April 10th is my dad's birthday.
He would have been 64 years old.
This is the fifth birthday we've marked since his death.
I still find death to be such a bizarre thing.
For me, my dad will always be frozen in time as the 59 year old he was before his death.
When I remember him, I don't recall the days leading up to his unexpected death.
Instead, I recall him from the time right before we left for Taiwan, which was four months before his passing.
I remember going out to lunch with him. I remember walking down the streets of Bainbridge Island with him and talking about what an awesome adventure moving overseas would be. I remember him taking apart our furniture as we packed and him driving loads of our stuff to the Goodwill. I remember riding the ferry with him on the way to the airport. I remember squeezing him goodbye before we went through security. I remember Skyping him once we arrived in Hsinchu.
I remember my dad being my dad: present, interested, and excited for us.
While the sting of his death has faded over time, one thing has not: the sting of new beginnings.
My dad is dead and gone. I know that, and most of the time, I am okay with it.
After all, I understand that we all die, and that death is a natural part of the human experience.
The times I struggle to be okay with it are the times when I feel like I am departing dramatically from the person I was when my dad last knew me-- the times when I think my life would be the life of a stranger if he saw it now.
There have been very, very few times I have felt this way, and they happen whenever I venture down an immensely new fork in the road.
I mean, I kinda figured things out pretty early in my 20s.
Despite the fact that my dad died when I was 26 years old, I had already been with my husband for eight years. I had been teaching for five years. I had been travelling the world for nine.
So even at 30 years old, I feel like much of my current life four years later would be easily recognizable to him-- well, until now that is because I cannot think of a newer, bigger fork in the road than my impending motherhood.
Honestly, I think my dad would have been very surprised that Sean and I decided to have a kid after all, especially while still living in Taiwan. That said, I think my dad would have been surprised that we still live in Taiwan at all. I think he would have been tickled at the prospect of Sean being a 4th grade elementary school teacher.

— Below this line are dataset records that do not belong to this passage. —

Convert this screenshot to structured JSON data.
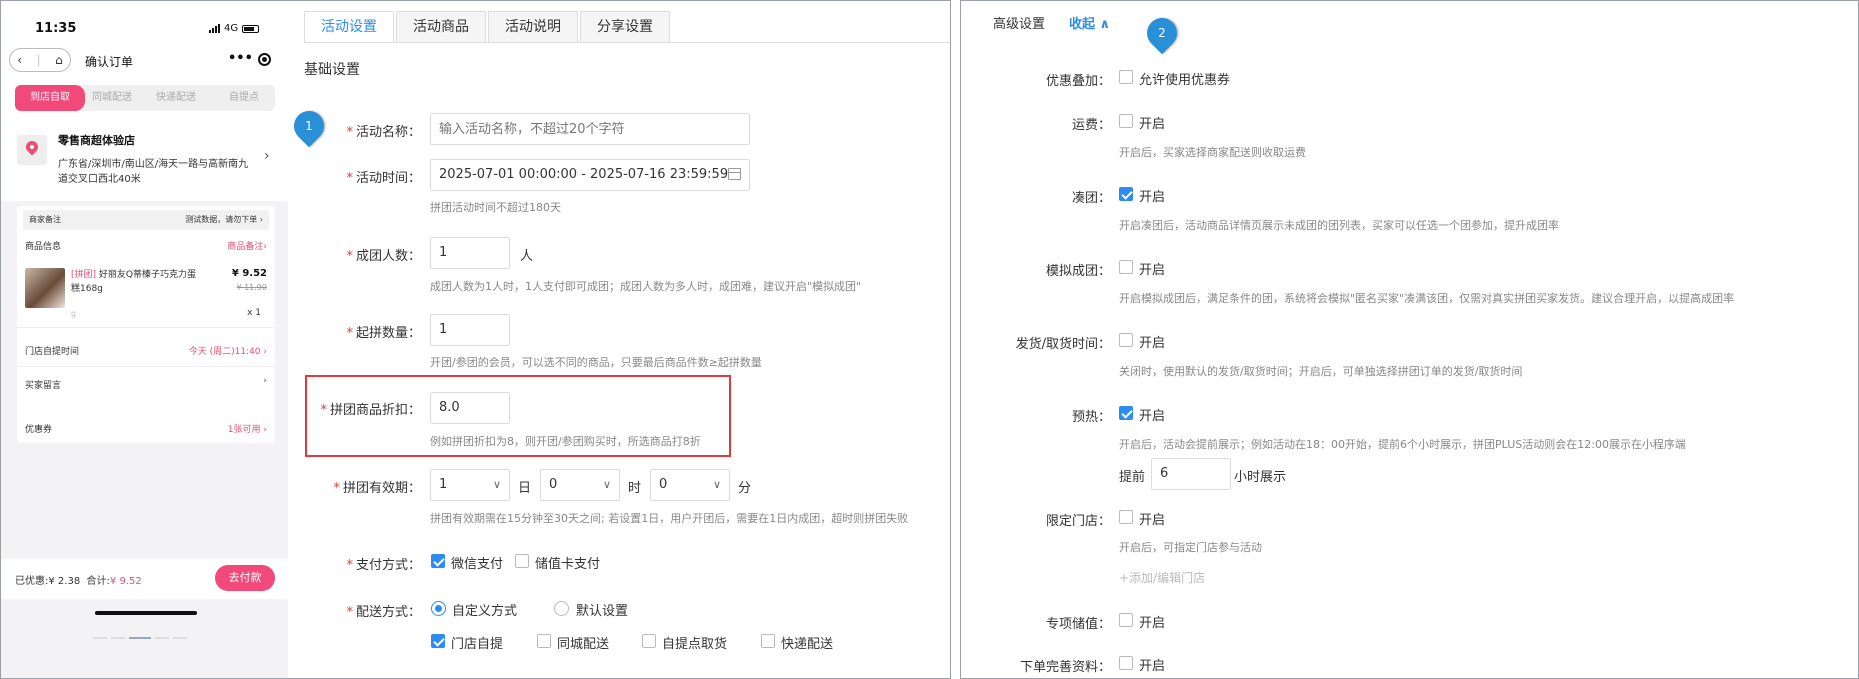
{
  "phone": {
    "status": {
      "time": "11:35",
      "network": "4G"
    },
    "nav": {
      "back_icon": "chevron-left-icon",
      "home_icon": "home-icon",
      "title": "确认订单",
      "more": "•••"
    },
    "delivery_tabs": [
      "到店自取",
      "同城配送",
      "快递配送",
      "自提点"
    ],
    "store": {
      "name": "零售商超体验店",
      "address": "广东省/深圳市/南山区/海天一路与高新南九道交叉口西北40米"
    },
    "merchant_note": {
      "label": "商家备注",
      "value": "测试数据，请勿下单"
    },
    "goods": {
      "header": "商品信息",
      "note_link": "商品备注",
      "tag": "[拼团]",
      "name": "好丽友Q蒂榛子巧克力蛋糕168g",
      "price": "¥ 9.52",
      "original_price": "¥ 11.90",
      "spec": "g",
      "qty": "x 1"
    },
    "pickup_time": {
      "label": "门店自提时间",
      "value": "今天 (周二)11:40"
    },
    "buyer_msg": {
      "label": "买家留言"
    },
    "coupon": {
      "label": "优惠券",
      "value": "1张可用"
    },
    "footer": {
      "discount_label": "已优惠:",
      "discount": "¥ 2.38",
      "total_label": "合计:",
      "total": "¥ 9.52",
      "pay_button": "去付款"
    }
  },
  "tabs": [
    "活动设置",
    "活动商品",
    "活动说明",
    "分享设置"
  ],
  "active_tab": 0,
  "basic": {
    "title": "基础设置",
    "name": {
      "label": "活动名称：",
      "placeholder": "输入活动名称，不超过20个字符"
    },
    "time": {
      "label": "活动时间：",
      "value": "2025-07-01 00:00:00 - 2025-07-16 23:59:59",
      "hint": "拼团活动时间不超过180天"
    },
    "group_size": {
      "label": "成团人数：",
      "value": "1",
      "unit": "人",
      "hint": "成团人数为1人时，1人支付即可成团；成团人数为多人时，成团难，建议开启\"模拟成团\""
    },
    "min_qty": {
      "label": "起拼数量：",
      "value": "1",
      "hint": "开团/参团的会员，可以选不同的商品，只要最后商品件数≥起拼数量"
    },
    "discount": {
      "label": "拼团商品折扣：",
      "value": "8.0",
      "hint": "例如拼团折扣为8，则开团/参团购买时，所选商品打8折"
    },
    "validity": {
      "label": "拼团有效期：",
      "day": "1",
      "day_unit": "日",
      "hour": "0",
      "hour_unit": "时",
      "minute": "0",
      "minute_unit": "分",
      "hint": "拼团有效期需在15分钟至30天之间; 若设置1日，用户开团后，需要在1日内成团，超时则拼团失败"
    },
    "payment": {
      "label": "支付方式：",
      "options": [
        "微信支付",
        "储值卡支付"
      ],
      "checked": [
        true,
        false
      ]
    },
    "delivery": {
      "label": "配送方式：",
      "mode_options": [
        "自定义方式",
        "默认设置"
      ],
      "mode_selected": 0,
      "options": [
        "门店自提",
        "同城配送",
        "自提点取货",
        "快递配送"
      ],
      "checked": [
        true,
        false,
        false,
        false
      ]
    }
  },
  "markers": [
    "1",
    "2"
  ],
  "advanced": {
    "title": "高级设置",
    "toggle": "收起",
    "stacking": {
      "label": "优惠叠加：",
      "option": "允许使用优惠券",
      "checked": false
    },
    "shipping": {
      "label": "运费：",
      "option": "开启",
      "checked": false,
      "hint": "开启后，买家选择商家配送则收取运费"
    },
    "gather": {
      "label": "凑团：",
      "option": "开启",
      "checked": true,
      "hint": "开启凑团后，活动商品详情页展示未成团的团列表，买家可以任选一个团参加，提升成团率"
    },
    "simulate": {
      "label": "模拟成团：",
      "option": "开启",
      "checked": false,
      "hint": "开启模拟成团后，满足条件的团，系统将会模拟\"匿名买家\"凑满该团，仅需对真实拼团买家发货。建议合理开启，以提高成团率"
    },
    "ship_time": {
      "label": "发货/取货时间：",
      "option": "开启",
      "checked": false,
      "hint": "关闭时，使用默认的发货/取货时间；开启后，可单独选择拼团订单的发货/取货时间"
    },
    "preheat": {
      "label": "预热：",
      "option": "开启",
      "checked": true,
      "hint": "开启后，活动会提前展示；例如活动在18：00开始，提前6个小时展示，拼团PLUS活动则会在12:00展示在小程序端",
      "prefix": "提前",
      "value": "6",
      "suffix": "小时展示"
    },
    "store_limit": {
      "label": "限定门店：",
      "option": "开启",
      "checked": false,
      "hint": "开启后，可指定门店参与活动",
      "link": "+添加/编辑门店"
    },
    "stored_value": {
      "label": "专项储值：",
      "option": "开启",
      "checked": false
    },
    "order_info": {
      "label": "下单完善资料：",
      "option": "开启",
      "checked": false
    }
  }
}
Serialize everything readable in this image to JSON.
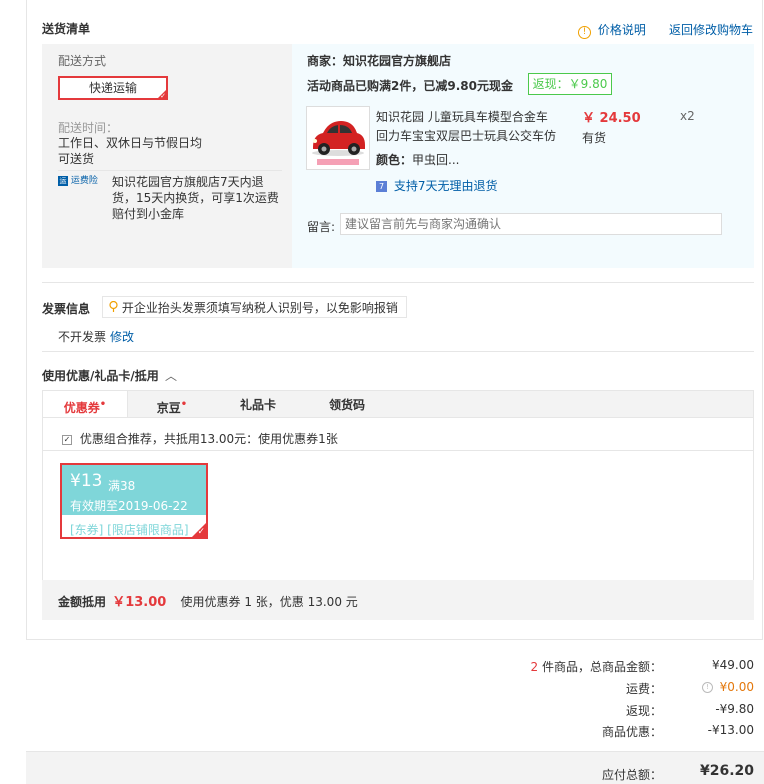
{
  "header": {
    "title": "送货清单",
    "price_note": "价格说明",
    "back_to_cart": "返回修改购物车"
  },
  "shipping": {
    "method_label": "配送方式",
    "method_value": "快递运输",
    "time_label": "配送时间：",
    "time_value_line1": "工作日、双休日与节假日均",
    "time_value_line2": "可送货",
    "insurance_badge": "运费险",
    "insurance_line1": "知识花园官方旗舰店7天内退",
    "insurance_line2": "货，15天内换货，可享1次运费",
    "insurance_line3": "赔付到小金库"
  },
  "store": {
    "name": "商家：知识花园官方旗舰店",
    "promo": "活动商品已购满2件，已减9.80元现金",
    "rebate": "返现：￥9.80",
    "product_title_line1": "知识花园 儿童玩具车模型合金车",
    "product_title_line2": "回力车宝宝双层巴士玩具公交车仿",
    "color_label": "颜色：",
    "color_value": "甲虫回...",
    "price": "￥ 24.50",
    "qty": "x2",
    "stock": "有货",
    "return_policy": "支持7天无理由退货",
    "remark_label": "留言:",
    "remark_placeholder": "建议留言前先与商家沟通确认"
  },
  "invoice": {
    "title": "发票信息",
    "tip": "开企业抬头发票须填写纳税人识别号，以免影响报销",
    "value": "不开发票",
    "edit": "修改"
  },
  "discount": {
    "title": "使用优惠/礼品卡/抵用",
    "tabs": [
      {
        "label": "优惠券",
        "dot": "•"
      },
      {
        "label": "京豆",
        "dot": "•"
      },
      {
        "label": "礼品卡",
        "dot": ""
      },
      {
        "label": "领货码",
        "dot": ""
      }
    ],
    "combo_text": "优惠组合推荐，共抵用13.00元：使用优惠券1张",
    "coupon": {
      "amount": "¥13",
      "condition": "满38",
      "expiry": "有效期至2019-06-22",
      "scope": "[东券] [限店铺限商品]"
    },
    "summary_label": "金额抵用",
    "summary_amount": "￥13.00",
    "summary_text": "使用优惠券 1 张，优惠 13.00 元"
  },
  "totals": {
    "count": "2",
    "count_suffix": "件商品，总商品金额：",
    "goods_amount": "¥49.00",
    "freight_label": "运费：",
    "freight_amount": "¥0.00",
    "rebate_label": "返现：",
    "rebate_amount": "-¥9.80",
    "discount_label": "商品优惠：",
    "discount_amount": "-¥13.00",
    "payable_label": "应付总额：",
    "payable_amount": "¥26.20"
  },
  "colors": {
    "accent_red": "#e4393c",
    "link_blue": "#005ea7",
    "coupon_teal": "#7fd6d9",
    "rebate_green": "#4cc94c",
    "freight_orange": "#e4780c"
  }
}
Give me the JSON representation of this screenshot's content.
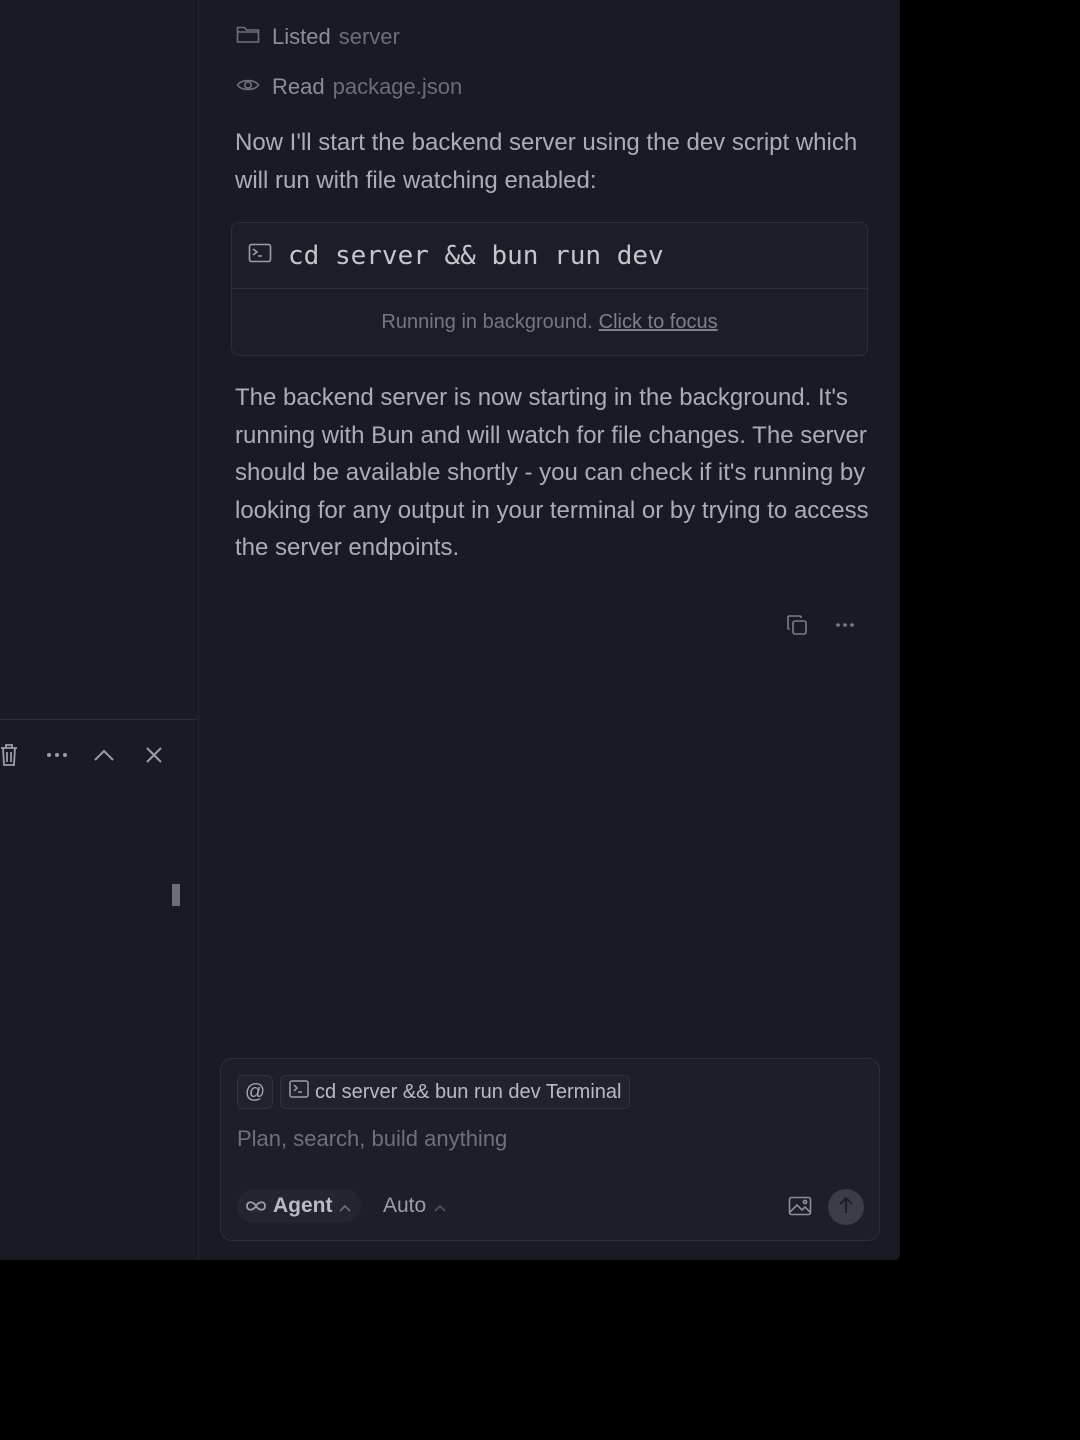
{
  "terminal_panel": {
    "toolbar_icons": [
      "trash-icon",
      "more-icon",
      "chevron-up-icon",
      "close-icon"
    ]
  },
  "chat": {
    "tool_calls": [
      {
        "icon": "folder-icon",
        "verb": "Listed",
        "object": "server"
      },
      {
        "icon": "eye-icon",
        "verb": "Read",
        "object": "package.json"
      }
    ],
    "message_1": "Now I'll start the backend server using the dev script which will run with file watching enabled:",
    "command_block": {
      "icon": "terminal-icon",
      "command": "cd server && bun run dev",
      "status_text": "Running in background.",
      "status_link": "Click to focus"
    },
    "message_2": "The backend server is now starting in the background. It's running with Bun and will watch for file changes. The server should be available shortly - you can check if it's running by looking for any output in your terminal or by trying to access the server endpoints.",
    "message_actions": [
      "copy-icon",
      "more-icon"
    ]
  },
  "composer": {
    "at_label": "@",
    "context_chip": "cd server && bun run dev Terminal",
    "placeholder": "Plan, search, build anything",
    "mode_label": "Agent",
    "model_label": "Auto"
  }
}
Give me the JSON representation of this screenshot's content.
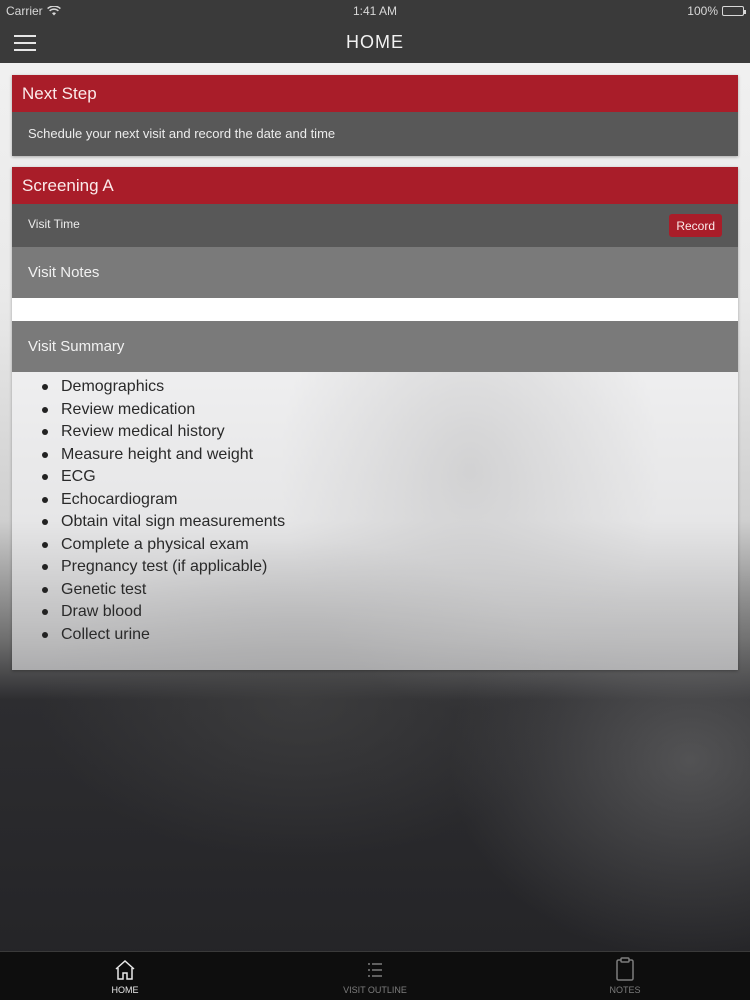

So much has happened over the past four years that he will never be a part of or know-- all our travels, our decision to remain in Taiwan, Sean's graduation and employment, paying off all of our debt-- but Ruby is so much more than the sum of all those other things.
She is a grandchild he will never meet.
In a way, her impending birth and his impending birthday mark a finality in my perception of my father's death.
Until now, my life felt divided in two: before and after his death.
Now, my life is adjusting.
She will mark my great before and after.
And, sadly, she is something that he could have never even fathomed.
All of the other things-- our adventures and successes-- I like to think my dad knew those were in store for us, but Ruby is altogether something else.
This year, we will mark his birthday with a little extra sadness because we are about to embark on our greatest adventure yet and my dad will not get to witness it or be a part of it-- ever.